**Try it**.
Take the data below and filter it for lines containing the word "Yerel"; show each line found.

(Data records for software interfaces)

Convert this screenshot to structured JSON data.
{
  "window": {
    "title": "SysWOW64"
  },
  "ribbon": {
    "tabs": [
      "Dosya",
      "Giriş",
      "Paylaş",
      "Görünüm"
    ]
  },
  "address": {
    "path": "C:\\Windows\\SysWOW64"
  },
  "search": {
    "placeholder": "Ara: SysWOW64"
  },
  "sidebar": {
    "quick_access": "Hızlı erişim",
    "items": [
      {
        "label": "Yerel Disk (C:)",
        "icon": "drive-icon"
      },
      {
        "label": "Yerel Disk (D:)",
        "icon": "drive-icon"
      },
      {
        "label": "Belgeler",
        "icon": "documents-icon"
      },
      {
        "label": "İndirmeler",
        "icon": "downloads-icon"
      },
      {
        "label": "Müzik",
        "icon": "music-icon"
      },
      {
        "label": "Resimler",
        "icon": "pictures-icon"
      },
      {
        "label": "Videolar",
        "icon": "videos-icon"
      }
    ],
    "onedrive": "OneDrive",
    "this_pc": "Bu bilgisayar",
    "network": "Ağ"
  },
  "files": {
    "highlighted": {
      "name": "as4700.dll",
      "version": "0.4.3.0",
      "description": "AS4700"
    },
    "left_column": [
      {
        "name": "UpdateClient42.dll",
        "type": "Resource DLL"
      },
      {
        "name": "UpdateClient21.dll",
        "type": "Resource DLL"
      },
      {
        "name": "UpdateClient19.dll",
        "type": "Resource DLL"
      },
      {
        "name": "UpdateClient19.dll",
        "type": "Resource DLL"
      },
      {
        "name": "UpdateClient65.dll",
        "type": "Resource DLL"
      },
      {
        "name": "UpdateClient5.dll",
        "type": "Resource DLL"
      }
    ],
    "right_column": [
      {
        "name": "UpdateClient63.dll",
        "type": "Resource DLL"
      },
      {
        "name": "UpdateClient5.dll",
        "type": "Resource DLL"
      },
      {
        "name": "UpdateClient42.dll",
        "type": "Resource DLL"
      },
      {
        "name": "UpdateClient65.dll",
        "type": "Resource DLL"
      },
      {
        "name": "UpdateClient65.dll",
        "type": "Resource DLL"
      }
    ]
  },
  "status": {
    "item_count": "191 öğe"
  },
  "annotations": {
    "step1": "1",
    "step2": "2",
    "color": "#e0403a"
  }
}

**Completed task**.
        "label": "Yerel Disk (C:)",
        "label": "Yerel Disk (D:)",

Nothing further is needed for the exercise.